By Eric O’Connell / Zip06.com • 07/28/2021 8:30 AM EST
With skills learned as a local entrepreneur and an appreciation for working with people, Richard Pleines signed on as the new building manager at Clinton.
Richard, a longtime resident of Killingworth, has been the building manager in that town for about two years. When he learned that former Clinton building manager Ed Smith was about to retire, he said Clinton’s job posting caught his eye.
“Clinton’s job is a full-time position, but Killingworth’s job is part-time, so I like that,” says Richard.
Richard will remain in charge of Killingworth’s building for a few more weeks so the town can fill his vacant position.
Richard, who started his job at Clinton the week of July 20, laughs as he describes the responsibilities of the role.
“Our duty is everything! Richard said.
Typically, Richard meets with not only the developers, but anyone else who might have questions about the construction plans. He reviews plans, ensures projects are up to code and answers questions.

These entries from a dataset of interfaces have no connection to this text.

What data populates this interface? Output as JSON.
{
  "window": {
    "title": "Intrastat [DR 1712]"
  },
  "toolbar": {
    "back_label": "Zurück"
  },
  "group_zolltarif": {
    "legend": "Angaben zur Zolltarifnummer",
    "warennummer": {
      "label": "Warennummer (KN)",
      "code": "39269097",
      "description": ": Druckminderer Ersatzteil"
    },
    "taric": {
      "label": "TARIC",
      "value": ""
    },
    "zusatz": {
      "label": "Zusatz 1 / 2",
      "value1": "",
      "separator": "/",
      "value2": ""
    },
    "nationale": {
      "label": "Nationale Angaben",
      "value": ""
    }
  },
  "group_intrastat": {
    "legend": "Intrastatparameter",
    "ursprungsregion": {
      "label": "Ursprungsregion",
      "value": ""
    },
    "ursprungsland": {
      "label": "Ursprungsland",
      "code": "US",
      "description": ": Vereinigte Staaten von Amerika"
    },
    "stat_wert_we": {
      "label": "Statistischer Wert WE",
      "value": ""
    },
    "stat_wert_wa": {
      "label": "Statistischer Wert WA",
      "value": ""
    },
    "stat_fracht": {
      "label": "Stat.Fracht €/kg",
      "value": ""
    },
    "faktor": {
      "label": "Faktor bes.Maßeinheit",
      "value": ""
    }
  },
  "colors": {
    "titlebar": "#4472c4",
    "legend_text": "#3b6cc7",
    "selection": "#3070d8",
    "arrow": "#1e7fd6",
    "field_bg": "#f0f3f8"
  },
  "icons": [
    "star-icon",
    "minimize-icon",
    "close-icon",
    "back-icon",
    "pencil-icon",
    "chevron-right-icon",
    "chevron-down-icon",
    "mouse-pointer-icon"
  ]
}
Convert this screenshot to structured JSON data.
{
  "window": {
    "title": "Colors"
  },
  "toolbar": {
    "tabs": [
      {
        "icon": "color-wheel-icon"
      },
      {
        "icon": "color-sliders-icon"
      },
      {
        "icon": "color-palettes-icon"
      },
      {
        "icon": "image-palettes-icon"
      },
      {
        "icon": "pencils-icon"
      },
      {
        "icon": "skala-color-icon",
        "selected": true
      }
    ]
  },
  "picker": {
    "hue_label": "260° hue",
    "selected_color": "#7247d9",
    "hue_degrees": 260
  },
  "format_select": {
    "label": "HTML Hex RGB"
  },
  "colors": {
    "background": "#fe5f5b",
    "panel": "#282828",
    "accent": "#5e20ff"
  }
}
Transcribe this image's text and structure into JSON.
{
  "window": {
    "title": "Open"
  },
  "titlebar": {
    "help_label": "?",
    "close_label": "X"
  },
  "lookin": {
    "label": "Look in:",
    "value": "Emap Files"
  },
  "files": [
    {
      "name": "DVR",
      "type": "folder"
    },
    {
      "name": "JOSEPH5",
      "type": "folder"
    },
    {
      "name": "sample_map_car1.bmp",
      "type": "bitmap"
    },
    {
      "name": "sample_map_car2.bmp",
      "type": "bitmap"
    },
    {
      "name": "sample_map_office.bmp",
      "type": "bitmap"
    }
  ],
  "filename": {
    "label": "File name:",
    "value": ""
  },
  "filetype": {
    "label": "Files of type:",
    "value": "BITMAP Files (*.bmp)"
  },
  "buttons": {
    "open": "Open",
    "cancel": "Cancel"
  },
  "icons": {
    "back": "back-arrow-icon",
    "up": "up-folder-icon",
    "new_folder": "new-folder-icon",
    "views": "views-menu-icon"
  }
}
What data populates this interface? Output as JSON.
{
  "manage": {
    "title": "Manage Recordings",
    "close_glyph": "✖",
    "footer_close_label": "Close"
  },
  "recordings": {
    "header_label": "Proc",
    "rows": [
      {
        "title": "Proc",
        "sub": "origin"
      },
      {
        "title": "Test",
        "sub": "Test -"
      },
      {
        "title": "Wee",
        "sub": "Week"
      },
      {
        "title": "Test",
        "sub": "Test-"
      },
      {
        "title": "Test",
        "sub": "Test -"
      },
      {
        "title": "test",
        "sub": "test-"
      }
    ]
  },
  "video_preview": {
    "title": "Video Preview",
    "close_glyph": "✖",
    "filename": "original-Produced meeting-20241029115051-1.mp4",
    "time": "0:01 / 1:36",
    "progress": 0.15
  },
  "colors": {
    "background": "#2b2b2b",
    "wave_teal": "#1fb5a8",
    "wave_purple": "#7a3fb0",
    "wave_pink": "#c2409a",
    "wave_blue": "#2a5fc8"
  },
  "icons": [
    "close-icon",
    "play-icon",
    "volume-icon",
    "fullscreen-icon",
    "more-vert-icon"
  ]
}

“It’s a lot of public service. Some of it isn’t even technically our job, but we do it anyway, ”explains Richard.
Richard took the course to become a home inspector about five years ago, with the support of his wife Eileen Unger.
“She was a big help, she supported me a lot,” says Richard.
Eventually Richard says he became the building manager at Killingworth, where he worked for two years.
“It just seemed like a good fit,” says Richard.
Lucky for Richard, he has extensive construction experience to help him in this role.
“I’ve been building since I was 16,” says Richard.
Richard has worked as an entrepreneur for over 30 years. Building is something that came to Richard at a young age, and he credits his father with starting it.
“We grew up with it. My father was a schoolteacher, so we always learned to do things ourselves. We were self-sufficient, ”says Richard.
Richard says he has worked on a variety of projects, large and small. One area he enjoys is making sure buildings are Americans with Disabilities Act compliant and accessible to people with disabilities.
“I loved it when I worked helping people with special needs,” says Richard.
He says his experience as an entrepreneur will be beneficial in his new job. ” It’s very useful. You know what these guys are going through so you can help them, ”says Richard.
Right now, Richard says many contractors are currently struggling with material shortages, high prices for those materials, and other supply chain issues.
“These guys are anxious to get started and once one part of a project falls behind, the rest falls behind too,” says Richard.
When asked what his favorite part about being in charge of the building was, Richard was quick to respond.
“I like people,” he says, “pointing them in the right direction”.
During the pandemic, while many people had to work remotely, Richard still found a way to get the job done.
“I personally went to see every inspection last year. We could still work from home with our phones and computers, so we were successful, ”says Richard.
As for the hardest part of being a home inspector, Richard says he sometimes needs to tell people that they aren’t allowed to do what they want to do.
“You have to tell them they’re wrong in a nice way. For the most part, the people are good. I always say that we don’t create the codes, we just apply them, ”explains Richard.
Clinton has several major construction and development work going on.
Richard says he’s already met Big Y architects coming to Clinton and says he’s excited about the work being done.
“I’ve really done so much work and they’re all equally important to me, whether it’s a big or a small project, they’re all important to someone,” he says.
“The staff in the office are fantastic and everyone has been very helpful,” adds Richard, and when it comes to the public, “people are always welcome to call the office anytime with questions. I never want anyone to be afraid to come in.
As a longtime resident of the area, Richard says, “I love the shore, I have always loved it. Richard continues to sail, scuba dive, work on his farm and help his wife with his micro-bakery, The Bread Girl in Killingworth.
“She’s my biggest supporter,” says Richard.